SAN DIEGO — The City of San Diego is looking for input from the public on more surveillance technology for San Diego police investigations.

However, before that happens, the community will have a chance to express their feelings about the technology.

The smart streetlights are already installed throughout the city but are not in use. The police department first used them in 2018.

“We do want it to be transparent and open to the public so they know this technology is there before we deploy it,” said Councilmember Marni von Wilpert, the San Diego Public Safety Chair.

The city wants to hear public opinions on reactivating 500 smart streetlights that capture images and data in the city for police investigations. Police have also said they’d like to add automated license plate readers for investigative purposes.

In 2020, the city cut access to more than 3,000 smart streetlights because of privacy concerns. Since then, the city has approved ordinances, which created oversight and a privacy advisory board.

“The point of the privacy law was to tell the public what those areas will be, where the smart streets lights will be, where the license plate readers will be so no one will feel caught off guard by being on camera,” von Wilpert said.

“We are trying to make sure the city doesn’t make decisions about the stuff we are all living with,” said Lilly Irani, a member of the San Diego Transparent and Responsible Use of Surveillance Technology (TRUST) coalition.

Irani says the community needs more time and more information to form an opinion.

“Slow the process down and make sure meetings are spaced out to where working people, all kinds of people with different experiences can get out there and make sure their concerns are heard,” Irani said.

The smart streetlights and license plate readers would be used to investigate felony crimes, locate missing at-risk persons and respond to critical incidents and other police matters. The data is not monitored in real-time but rather after a crime is reported.

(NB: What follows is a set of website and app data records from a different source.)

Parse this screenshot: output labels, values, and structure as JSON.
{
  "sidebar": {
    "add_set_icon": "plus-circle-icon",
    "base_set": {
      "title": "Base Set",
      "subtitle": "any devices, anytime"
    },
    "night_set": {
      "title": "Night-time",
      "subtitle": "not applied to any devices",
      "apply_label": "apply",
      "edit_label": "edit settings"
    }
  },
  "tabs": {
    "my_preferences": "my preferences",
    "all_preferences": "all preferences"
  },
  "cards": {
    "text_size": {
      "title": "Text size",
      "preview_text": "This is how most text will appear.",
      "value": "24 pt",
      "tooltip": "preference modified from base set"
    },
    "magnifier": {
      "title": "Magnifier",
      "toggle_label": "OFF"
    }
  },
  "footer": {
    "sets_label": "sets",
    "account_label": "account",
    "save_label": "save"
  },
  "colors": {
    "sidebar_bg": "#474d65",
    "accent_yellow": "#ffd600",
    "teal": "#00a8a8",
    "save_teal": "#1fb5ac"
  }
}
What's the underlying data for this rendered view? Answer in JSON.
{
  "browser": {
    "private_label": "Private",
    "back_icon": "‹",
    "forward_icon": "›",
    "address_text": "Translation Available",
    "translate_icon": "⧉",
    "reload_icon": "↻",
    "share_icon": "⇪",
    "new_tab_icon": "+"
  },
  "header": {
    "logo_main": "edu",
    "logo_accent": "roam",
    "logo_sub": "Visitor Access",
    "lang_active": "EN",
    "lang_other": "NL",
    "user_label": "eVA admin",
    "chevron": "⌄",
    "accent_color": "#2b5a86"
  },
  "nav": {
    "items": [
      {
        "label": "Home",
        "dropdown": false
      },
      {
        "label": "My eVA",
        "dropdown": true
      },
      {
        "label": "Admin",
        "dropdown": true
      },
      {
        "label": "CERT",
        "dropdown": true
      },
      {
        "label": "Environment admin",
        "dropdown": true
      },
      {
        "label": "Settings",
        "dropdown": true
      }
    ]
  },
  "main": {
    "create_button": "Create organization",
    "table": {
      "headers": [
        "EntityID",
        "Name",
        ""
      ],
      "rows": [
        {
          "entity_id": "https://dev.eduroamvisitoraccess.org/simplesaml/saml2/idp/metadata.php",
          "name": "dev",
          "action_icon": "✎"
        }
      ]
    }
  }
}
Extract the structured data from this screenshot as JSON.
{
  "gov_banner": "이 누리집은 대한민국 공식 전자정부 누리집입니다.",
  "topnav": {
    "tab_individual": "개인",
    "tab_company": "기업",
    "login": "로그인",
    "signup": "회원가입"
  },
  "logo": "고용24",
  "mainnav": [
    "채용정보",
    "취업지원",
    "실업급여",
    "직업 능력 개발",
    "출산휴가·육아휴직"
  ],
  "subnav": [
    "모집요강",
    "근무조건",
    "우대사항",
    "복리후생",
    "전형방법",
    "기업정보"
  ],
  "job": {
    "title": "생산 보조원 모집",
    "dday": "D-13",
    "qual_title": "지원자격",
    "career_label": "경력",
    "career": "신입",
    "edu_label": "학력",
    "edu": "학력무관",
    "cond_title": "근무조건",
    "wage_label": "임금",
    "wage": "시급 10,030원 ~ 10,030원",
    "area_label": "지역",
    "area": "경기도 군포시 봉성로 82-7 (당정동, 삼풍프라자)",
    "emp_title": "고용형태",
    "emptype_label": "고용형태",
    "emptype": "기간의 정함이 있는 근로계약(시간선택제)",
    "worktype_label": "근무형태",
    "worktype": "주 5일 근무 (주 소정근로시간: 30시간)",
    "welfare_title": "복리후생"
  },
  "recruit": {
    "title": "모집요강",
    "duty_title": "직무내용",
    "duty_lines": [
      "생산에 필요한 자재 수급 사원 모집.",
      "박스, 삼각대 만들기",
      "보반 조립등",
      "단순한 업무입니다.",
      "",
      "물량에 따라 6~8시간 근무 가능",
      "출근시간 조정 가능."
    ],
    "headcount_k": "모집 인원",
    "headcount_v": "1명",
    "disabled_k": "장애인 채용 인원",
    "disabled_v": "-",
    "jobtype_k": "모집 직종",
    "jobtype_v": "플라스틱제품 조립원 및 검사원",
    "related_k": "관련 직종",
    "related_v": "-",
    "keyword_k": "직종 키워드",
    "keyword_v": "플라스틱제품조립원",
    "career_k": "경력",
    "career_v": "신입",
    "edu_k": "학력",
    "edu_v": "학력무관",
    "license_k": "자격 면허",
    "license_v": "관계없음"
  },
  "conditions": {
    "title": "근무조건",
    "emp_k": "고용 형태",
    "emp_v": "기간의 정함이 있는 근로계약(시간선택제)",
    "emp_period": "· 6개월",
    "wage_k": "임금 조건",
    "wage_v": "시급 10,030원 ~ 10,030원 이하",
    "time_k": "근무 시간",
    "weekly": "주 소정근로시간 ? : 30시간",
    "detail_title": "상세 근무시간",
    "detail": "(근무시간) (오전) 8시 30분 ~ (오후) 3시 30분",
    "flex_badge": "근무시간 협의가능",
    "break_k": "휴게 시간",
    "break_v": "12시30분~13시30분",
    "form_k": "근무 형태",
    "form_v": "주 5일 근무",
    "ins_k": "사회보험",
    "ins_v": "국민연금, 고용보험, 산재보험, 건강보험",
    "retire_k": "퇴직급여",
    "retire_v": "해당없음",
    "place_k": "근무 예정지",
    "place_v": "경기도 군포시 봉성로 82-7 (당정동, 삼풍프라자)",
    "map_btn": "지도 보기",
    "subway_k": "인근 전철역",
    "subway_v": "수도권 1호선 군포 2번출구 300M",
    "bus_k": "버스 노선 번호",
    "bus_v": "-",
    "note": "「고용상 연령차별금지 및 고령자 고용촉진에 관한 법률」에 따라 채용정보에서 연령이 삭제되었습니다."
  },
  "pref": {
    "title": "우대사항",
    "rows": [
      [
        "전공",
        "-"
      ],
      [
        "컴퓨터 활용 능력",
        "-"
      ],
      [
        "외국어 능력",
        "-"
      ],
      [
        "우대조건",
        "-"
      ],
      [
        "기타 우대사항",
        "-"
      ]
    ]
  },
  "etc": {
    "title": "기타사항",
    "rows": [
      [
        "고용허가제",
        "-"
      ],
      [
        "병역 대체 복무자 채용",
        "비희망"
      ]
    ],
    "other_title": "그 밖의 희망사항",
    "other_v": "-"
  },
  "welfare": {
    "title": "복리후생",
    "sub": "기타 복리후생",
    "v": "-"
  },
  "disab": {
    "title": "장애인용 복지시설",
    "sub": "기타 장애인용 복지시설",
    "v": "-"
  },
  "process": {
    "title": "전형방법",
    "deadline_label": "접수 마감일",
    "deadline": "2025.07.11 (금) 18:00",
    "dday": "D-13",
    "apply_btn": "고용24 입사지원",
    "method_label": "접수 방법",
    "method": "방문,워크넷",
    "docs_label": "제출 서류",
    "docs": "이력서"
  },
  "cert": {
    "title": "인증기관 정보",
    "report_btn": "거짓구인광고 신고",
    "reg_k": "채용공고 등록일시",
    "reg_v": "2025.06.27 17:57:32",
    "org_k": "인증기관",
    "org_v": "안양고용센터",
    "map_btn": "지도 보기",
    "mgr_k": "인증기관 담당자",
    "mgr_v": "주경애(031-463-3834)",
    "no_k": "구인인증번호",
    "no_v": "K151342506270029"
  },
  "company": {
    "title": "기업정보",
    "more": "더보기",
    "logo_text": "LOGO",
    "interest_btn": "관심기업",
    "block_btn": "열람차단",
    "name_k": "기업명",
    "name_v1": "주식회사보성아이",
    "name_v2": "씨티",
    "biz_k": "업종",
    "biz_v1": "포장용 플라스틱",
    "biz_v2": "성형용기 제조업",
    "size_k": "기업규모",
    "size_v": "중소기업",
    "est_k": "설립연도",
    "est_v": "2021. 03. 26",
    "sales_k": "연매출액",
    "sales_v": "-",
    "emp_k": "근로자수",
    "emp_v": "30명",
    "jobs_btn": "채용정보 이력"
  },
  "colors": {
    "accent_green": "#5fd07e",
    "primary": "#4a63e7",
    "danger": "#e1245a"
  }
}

“We need every tool in the toolbox that we can to combat the rising violent crime at the same time we need to be open and transparent with the public. I do want this tool back online. I do want to make sure we hold criminals accountable and that we exonerate individuals who are falsely accused of committing a crime,” von Wilpert said.

Public meetings start March 6.

The privacy advisory board has a public meeting on March 15 to discuss the technologies. The board will then go to the city council with their recommendations for the technology and how it will be used.

Council President pro Tem Monica Montgomery-Steppe said in a statement regarding the surveillance technology:

“Over the past decade, law enforcement agencies have increasingly relied on technologies that help solve crimes and keep communities safe. It’s essential to balance the protection of the civil liberties of our residents while also maintaining transparency, which is the intent of the surveillance ordinance and privacy advisory board,” said Council President pro Tem Montgomery Steppe. “The upcoming community hearings are fulfilling the will of the community in the desire for education around any surveillance technology the city acquires. I look forward to these items going through the outlined process and hearing the Privacy Advisory Board’s future presentation to Council.”

Councilmember Stephen Whiteburn said in a statement: “The central urban neighborhoods I represent consistently list public safety as a top priority. When the smart streetlights were active, they helped solve crimes and got criminals off the streets. I look forward to hearing from community members and the Privacy Advisory Board, and I hope we can again use this technology to help keep our neighborhoods safe.”